This is a writeup of my notes on a talk given by Brian Kateman, founder of the Reducetarian Foundation, on marketing and public relations for effective altruism.

The first stage of any new project is information-gathering. Get to know a lot of people starting related projects: you can ask them to go out for a coffee, Skype with you, or call you on the phone. You never know where initial conversations are going to go; while some are going to be a dud, a lot of people can provide useful advice or help. Don’t be scared! People are usually excited and receptive: they love being able to share their insight and knowledge. Aim high: think about the presidents of organizations, great documentarians, and so on. They’re probably a lot more accessible than you think.

In this initial stage, create a platform to get people excited: for instance, a basic yet cool website, a prototype of a product, or an outline for a research initiative. Come up with something that looks exciting and awesome.

It’s okay to think that you’re awesome and it’s worthwhile for people to talk to you. What you’re doing matters, and you have to believe it’s a good use of their time for influential people who know and do a lot more than you do to talk to you. It’s totally fine to come from a place of doubt and insecurity, because people like being mentors and giving advice. But you have to be enthusiastic about your idea: if you think your idea is stupid, other people are going to think your idea is stupid too.

It’s important to develop social proof and authority. People base their behavior on the behavior and actions of others, so build social proof into your projects early on. For instance, Brian Kateman reached out to experts for testimonials. Don’t start with super-high-profile people– after all, there’s no reason for them to help you– but you can work your way up incrementally: Kateman started with Peter Singer, whom he knew through his connections in the effective altruism movement, and then used Singer’s endorsement to get endorsements from people like Richard Dawkins. It is always better to go for it than not to go for it. Make the ask. There’s no reason to be nervous.

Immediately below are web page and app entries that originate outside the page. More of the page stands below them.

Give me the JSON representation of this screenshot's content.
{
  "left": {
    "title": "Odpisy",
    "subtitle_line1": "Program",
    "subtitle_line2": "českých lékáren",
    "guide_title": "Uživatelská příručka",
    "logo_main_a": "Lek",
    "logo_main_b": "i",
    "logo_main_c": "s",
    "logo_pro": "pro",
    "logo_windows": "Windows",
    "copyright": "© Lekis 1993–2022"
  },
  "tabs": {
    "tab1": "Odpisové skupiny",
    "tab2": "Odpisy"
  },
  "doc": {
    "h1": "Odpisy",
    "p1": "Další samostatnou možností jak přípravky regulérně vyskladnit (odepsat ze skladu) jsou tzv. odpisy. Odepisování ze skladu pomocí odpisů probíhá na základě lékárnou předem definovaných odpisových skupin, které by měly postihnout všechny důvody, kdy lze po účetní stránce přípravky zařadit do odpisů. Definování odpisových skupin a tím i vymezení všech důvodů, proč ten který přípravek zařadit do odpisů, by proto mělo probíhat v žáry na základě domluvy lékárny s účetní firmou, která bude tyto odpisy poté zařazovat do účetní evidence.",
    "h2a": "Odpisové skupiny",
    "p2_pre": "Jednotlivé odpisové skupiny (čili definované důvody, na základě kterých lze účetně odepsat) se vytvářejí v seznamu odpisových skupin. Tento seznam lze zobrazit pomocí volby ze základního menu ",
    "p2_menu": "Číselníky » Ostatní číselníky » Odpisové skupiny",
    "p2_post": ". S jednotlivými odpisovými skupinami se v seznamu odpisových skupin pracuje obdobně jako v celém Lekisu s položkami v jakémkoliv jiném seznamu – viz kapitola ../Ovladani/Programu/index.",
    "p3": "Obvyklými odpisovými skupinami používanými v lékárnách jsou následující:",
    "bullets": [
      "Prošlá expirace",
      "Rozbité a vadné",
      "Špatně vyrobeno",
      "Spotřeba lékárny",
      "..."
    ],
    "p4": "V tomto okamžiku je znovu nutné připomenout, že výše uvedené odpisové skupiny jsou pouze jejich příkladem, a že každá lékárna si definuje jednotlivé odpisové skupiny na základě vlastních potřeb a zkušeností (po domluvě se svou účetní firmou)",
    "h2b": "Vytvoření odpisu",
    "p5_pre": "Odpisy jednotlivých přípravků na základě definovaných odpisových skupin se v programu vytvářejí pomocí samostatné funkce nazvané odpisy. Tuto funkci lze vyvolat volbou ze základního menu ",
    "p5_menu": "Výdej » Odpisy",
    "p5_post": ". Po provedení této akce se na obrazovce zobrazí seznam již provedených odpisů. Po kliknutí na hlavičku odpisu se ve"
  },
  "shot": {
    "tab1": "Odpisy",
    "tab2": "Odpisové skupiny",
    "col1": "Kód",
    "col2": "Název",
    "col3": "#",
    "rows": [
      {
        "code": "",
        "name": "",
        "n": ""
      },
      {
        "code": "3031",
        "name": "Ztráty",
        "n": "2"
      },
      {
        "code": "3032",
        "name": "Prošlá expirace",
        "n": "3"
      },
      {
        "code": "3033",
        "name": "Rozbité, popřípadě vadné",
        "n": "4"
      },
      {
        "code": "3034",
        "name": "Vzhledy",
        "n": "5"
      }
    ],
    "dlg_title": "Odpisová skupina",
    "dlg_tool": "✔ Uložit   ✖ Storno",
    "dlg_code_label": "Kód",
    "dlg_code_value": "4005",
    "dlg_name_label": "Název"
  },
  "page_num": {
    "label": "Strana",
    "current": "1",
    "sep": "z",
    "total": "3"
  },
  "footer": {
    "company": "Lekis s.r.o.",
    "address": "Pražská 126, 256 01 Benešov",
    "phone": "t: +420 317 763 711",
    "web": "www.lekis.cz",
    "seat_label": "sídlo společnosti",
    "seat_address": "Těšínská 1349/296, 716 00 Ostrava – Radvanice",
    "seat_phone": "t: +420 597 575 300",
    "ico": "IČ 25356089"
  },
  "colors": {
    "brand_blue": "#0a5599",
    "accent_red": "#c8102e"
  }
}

Once you have social proof, build it into your messaging and pitch.

Authority is seeming like you know what you’re talking about. Appear to be an expert, and get the initial credibility. For instance, Kateman got a TEDx talk by luck really early on, which made him look like an expert.

There is no one in the world you can’t reach if you’re proactive and smart enough about it. It’s possible to just guess people’s email: make a spreadsheet with a bunch of different variations of their name. is very common. You can also go to events you’ll know they’ll be at, like book signings or lectures or EA Global. Don’t stalk people: if you’ve talked to someone and they’re not interested, drop it. But feel free to send followup emails every now and then. Remember, they’re not celebrities, they’re just people.

Be willing to help your connections! By the principle of reciprocity, people are more willing to help you if you’ve helped them. If other people are promoting your pet project, promote theirs; if you have knowledge about some topic they’re curious about, share it with them. And try to approach your networking from a perspective of intentionally building up relationships with awesome people: it’s not about what they do for you, it’s about getting to talk to really cool people who are doing good things for the world.

It’s important to grow your platform and scale up through online advertising, conferences, social media, and traditional media.

The best way to get media attention is a good press release and a story to tell. You can do tactics all day long, but if your story is boring or sucks no one is going to write about it. Find reporters who have covered similar stories. Get to know them and email them; connect with them on LinkedIn. Try writing reporters fan letters: “I liked your article about X Related Thing, keep me in mind if you ever want to talk about Y Pet Project.”

To find their email, you can make a spreadsheet like that one above (be sure to try variations like, look for their emails on the newspaper’s webpage (Washington Post has them available), or buy media lists (although those can be quite expensive). To message a bunch of different people at once, use a mail merge: this automatically fills in key information like the person’s name and newspaper, so you only have to send one email to reach ten thousand reporters.

Smaller notes: Keep your elevator pitch short. Give yourself an impressive-sounding title. Sincerely compliment people like crazy: everyone loves to be appreciated. Don’t be ashamed to namedrop: if Richard Dawkins has endorsed your nonprofit or Peter Singer emails you regularly, say so. Read Robert Cialdini’s Influence for more advice; it’s a tremendously insightful book.